Daphne Gilpin says
Thanks for explaining that it’s a good idea to do a full visual inspection of the trailer before we start driving to make sure everything’s secure. My husband wants to buy a poly pipe trailer online to use at his work, and I want to make sure he stays safe while towing it. I’m glad I read your article because passing along your tips will give me peace of mind that he’ll use the trailer safely.
Stan Morris says
On item # 2. I have been taught to not use a locking pin or padlock to secure the ball hitch latch as if one or the other of the vehicles catch fire, It’s far easier to disconnect a safety spring pin than it is a keyed lock when you are in the panic mode.
Sabrina Addams says
My grandpa is needing to use his trailer to help one of his friends move next week, but part of his trailer broke the last time he used it. It’s nice to read that you should make sure bearings are greased, the tire pressure is good, and the jack and ball are functioning properly. Once he finds a trailer repair service in Perth, I will recommend he does these things to maintain it.
Just finished a 4500 mile trip incident free by doing the walk around and gauging all tires with a known good tire gauge. Carry a rag and wipe the lights off when you go by. These walk arounds were Federally mandated for me for 40 years and just carried it over to the RV.
John Totten says

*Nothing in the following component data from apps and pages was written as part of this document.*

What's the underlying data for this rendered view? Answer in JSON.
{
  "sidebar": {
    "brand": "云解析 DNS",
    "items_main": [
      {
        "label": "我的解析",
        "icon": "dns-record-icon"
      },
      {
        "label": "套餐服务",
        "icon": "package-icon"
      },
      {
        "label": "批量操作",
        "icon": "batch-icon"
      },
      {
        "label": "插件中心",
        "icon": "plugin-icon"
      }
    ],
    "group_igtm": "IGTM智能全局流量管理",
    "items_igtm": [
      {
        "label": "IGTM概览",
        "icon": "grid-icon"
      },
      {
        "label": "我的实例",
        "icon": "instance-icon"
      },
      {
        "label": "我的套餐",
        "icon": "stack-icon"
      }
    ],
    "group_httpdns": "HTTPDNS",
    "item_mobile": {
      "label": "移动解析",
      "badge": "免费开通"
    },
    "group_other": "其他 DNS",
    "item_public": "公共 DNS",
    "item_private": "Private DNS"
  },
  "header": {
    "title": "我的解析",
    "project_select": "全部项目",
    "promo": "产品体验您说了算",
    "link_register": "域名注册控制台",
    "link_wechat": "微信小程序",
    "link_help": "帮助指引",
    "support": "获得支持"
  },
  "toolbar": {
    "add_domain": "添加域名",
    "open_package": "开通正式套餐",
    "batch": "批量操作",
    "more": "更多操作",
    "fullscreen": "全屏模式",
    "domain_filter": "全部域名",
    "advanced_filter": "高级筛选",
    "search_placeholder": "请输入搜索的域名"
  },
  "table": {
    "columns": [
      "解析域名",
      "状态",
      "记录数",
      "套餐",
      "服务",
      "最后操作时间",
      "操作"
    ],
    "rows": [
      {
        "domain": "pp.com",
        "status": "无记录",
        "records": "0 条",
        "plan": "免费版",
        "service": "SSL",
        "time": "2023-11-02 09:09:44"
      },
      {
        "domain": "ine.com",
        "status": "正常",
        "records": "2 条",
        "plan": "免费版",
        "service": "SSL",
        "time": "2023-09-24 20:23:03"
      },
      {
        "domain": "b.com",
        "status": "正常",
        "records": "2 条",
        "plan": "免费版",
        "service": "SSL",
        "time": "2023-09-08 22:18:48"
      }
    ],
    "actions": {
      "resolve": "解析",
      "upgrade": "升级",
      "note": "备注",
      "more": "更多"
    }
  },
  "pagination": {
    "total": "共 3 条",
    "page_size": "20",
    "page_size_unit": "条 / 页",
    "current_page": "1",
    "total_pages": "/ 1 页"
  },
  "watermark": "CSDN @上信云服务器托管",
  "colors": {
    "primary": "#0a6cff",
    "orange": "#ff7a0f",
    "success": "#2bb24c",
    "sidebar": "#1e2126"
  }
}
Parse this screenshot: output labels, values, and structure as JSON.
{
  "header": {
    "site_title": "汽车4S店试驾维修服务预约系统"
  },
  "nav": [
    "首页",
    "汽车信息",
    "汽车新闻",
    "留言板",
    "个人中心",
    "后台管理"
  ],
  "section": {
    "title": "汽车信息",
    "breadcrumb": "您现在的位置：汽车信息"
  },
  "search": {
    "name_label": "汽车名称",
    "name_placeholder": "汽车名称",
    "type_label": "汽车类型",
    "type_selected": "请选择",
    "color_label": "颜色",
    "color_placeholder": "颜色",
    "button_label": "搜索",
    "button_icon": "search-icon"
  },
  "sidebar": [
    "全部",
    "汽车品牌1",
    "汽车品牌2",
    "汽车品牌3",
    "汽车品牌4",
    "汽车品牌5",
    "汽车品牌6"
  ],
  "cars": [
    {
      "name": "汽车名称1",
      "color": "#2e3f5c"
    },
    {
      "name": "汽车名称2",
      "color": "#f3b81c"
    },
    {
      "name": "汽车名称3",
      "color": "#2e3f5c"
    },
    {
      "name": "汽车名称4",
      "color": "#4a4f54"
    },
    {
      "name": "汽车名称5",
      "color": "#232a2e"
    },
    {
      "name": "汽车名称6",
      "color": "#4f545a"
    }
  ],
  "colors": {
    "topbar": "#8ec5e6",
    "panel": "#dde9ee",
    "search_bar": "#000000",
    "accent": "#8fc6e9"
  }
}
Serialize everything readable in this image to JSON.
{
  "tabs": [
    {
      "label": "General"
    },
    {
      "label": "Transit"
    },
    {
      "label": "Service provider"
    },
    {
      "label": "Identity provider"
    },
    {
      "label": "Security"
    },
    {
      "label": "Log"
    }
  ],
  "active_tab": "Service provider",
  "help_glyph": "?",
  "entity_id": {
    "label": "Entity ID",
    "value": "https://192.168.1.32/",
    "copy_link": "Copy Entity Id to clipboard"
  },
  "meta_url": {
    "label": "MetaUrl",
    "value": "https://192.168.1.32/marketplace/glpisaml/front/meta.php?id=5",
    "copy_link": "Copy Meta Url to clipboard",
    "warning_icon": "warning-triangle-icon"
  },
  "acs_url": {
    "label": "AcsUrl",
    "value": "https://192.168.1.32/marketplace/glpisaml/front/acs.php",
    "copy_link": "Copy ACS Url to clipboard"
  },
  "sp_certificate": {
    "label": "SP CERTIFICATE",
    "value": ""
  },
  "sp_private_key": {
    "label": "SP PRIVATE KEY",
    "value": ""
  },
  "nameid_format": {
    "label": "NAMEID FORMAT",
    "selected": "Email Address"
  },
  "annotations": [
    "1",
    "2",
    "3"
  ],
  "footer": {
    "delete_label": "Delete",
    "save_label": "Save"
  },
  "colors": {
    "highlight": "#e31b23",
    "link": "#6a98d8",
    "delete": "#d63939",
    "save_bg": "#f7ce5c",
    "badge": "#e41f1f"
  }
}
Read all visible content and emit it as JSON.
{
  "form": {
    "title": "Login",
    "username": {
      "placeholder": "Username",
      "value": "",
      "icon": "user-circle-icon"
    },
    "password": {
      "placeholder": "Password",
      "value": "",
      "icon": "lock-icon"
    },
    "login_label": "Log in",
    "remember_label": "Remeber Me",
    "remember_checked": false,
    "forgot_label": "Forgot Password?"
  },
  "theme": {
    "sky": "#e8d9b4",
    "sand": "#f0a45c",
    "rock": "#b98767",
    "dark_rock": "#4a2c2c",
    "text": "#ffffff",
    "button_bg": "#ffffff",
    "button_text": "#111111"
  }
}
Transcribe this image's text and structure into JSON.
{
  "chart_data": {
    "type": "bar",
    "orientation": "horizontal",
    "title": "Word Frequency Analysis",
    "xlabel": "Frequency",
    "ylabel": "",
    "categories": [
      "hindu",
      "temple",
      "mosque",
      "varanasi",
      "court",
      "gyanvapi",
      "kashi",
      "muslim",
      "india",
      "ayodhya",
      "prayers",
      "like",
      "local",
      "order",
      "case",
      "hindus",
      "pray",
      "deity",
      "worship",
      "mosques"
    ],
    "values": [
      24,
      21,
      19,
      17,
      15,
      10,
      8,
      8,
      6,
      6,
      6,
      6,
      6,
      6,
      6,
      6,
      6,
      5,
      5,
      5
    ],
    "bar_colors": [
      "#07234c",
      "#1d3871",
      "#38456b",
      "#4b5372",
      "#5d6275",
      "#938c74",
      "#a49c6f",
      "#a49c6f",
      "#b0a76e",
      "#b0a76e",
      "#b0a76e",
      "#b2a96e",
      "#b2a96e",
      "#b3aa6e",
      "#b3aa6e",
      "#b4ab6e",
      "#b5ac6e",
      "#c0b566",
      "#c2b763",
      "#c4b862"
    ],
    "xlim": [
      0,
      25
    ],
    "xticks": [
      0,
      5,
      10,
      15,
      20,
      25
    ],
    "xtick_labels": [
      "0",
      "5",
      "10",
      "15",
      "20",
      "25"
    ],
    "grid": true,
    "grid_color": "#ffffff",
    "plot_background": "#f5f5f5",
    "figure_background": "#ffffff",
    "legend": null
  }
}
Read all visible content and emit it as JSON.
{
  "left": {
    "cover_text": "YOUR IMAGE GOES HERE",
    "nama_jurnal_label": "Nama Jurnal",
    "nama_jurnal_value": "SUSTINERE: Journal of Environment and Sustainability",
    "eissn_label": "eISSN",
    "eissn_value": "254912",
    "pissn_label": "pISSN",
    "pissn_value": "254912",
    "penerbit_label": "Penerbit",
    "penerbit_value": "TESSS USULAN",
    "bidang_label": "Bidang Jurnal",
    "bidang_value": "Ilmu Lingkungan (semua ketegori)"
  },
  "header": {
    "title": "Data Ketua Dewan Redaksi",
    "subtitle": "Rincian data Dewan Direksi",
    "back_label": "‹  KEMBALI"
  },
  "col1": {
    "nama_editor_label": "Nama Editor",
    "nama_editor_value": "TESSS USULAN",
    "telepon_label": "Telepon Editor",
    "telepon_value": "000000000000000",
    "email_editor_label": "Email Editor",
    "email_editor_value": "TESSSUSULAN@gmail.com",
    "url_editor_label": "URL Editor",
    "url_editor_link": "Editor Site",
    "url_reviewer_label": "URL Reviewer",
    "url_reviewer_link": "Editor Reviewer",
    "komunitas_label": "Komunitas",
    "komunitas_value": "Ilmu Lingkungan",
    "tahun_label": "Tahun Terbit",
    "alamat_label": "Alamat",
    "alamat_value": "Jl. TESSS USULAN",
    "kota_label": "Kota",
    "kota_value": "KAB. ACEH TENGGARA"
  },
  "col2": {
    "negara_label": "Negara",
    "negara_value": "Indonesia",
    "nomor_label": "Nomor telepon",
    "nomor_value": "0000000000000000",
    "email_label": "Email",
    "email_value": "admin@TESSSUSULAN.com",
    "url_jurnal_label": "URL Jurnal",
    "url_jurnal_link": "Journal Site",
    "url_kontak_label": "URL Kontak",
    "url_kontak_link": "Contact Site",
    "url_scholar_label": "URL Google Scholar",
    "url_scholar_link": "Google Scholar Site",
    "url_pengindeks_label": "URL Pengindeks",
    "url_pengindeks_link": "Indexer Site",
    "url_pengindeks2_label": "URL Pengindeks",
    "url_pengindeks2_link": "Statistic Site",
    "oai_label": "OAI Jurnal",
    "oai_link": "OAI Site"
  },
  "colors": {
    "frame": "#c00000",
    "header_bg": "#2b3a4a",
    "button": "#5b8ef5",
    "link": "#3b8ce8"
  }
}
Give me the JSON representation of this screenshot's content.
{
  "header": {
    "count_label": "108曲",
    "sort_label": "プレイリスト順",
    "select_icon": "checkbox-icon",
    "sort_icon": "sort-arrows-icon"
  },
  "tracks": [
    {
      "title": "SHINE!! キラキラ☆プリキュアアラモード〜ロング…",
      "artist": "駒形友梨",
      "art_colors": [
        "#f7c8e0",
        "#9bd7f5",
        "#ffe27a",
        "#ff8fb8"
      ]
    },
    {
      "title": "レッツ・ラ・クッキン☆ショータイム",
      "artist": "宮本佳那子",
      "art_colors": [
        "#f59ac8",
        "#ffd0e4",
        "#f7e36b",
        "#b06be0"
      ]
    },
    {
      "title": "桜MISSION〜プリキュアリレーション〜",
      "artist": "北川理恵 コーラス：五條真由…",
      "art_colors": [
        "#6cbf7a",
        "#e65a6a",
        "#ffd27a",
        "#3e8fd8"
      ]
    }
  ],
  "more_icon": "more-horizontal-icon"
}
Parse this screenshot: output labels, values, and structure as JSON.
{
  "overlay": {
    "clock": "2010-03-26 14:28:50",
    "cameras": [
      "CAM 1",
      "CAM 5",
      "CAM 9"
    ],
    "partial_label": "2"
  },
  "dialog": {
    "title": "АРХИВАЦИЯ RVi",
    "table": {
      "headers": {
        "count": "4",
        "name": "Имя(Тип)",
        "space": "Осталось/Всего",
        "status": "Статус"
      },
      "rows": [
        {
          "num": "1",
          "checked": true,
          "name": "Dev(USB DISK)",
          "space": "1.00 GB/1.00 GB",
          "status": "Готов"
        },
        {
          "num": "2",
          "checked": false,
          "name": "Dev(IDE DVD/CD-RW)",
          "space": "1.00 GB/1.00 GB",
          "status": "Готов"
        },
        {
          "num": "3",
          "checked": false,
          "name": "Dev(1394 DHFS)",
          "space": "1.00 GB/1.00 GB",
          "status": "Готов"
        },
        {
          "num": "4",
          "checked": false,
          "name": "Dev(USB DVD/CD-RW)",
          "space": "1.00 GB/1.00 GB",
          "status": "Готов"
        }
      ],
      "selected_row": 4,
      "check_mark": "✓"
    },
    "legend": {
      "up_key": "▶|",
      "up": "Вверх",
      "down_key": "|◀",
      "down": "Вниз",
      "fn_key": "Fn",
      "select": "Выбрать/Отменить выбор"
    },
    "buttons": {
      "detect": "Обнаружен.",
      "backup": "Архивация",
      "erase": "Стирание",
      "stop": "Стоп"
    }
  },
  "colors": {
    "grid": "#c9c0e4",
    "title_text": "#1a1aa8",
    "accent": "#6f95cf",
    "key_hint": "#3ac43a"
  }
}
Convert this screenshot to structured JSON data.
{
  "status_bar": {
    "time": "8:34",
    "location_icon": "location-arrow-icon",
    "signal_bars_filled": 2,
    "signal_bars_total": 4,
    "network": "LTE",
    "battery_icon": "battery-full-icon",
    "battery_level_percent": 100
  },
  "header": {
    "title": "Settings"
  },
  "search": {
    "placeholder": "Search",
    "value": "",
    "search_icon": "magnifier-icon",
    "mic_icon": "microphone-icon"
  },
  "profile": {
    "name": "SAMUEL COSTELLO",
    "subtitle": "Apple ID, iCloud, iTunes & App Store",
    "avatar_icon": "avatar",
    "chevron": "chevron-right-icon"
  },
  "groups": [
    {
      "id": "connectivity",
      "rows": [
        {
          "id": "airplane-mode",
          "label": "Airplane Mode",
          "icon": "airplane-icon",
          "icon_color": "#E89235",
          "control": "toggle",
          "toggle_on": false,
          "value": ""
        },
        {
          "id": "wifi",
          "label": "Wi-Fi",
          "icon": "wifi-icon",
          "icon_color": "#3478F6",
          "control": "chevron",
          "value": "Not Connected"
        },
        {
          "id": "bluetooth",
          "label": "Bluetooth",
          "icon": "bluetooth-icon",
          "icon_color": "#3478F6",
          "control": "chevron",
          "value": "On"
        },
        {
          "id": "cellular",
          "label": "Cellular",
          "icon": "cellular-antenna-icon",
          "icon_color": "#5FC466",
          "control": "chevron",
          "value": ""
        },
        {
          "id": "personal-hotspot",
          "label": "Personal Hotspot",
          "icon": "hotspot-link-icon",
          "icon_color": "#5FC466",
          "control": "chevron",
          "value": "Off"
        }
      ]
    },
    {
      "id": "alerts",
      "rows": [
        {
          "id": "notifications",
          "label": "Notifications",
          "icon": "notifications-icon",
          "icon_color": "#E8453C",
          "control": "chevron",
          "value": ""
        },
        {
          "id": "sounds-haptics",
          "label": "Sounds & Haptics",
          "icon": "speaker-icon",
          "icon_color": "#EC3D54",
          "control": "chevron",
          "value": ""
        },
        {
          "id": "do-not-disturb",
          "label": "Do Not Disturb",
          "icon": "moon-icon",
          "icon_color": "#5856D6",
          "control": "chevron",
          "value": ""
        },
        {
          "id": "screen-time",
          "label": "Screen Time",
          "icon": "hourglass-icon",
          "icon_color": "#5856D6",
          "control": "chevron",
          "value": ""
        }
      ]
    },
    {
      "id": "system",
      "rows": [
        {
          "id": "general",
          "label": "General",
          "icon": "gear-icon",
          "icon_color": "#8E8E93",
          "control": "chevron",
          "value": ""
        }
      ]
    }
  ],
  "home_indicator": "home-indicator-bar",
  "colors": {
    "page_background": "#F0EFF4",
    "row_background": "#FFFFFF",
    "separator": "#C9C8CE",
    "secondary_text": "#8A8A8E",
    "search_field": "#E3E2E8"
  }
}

I too have been driving RVs and pulling trailers for many years and have been observing actions that appear to be happening more and more as the years go by. I am not sure what the cause is but have noticed that the larger the trailer is the faster drivers think they have to drive. It would be interesting so know just how far it would take some of the trailers and RVs that I see going down at 80 miles/hour plus. As for me I enjoy driving and refuse to get in that habit. I also hope and pray that I never get in the way of some of the rigs I see going down the road realizing that it would take a great distance to get some of those rigs stopped in case of an emergency.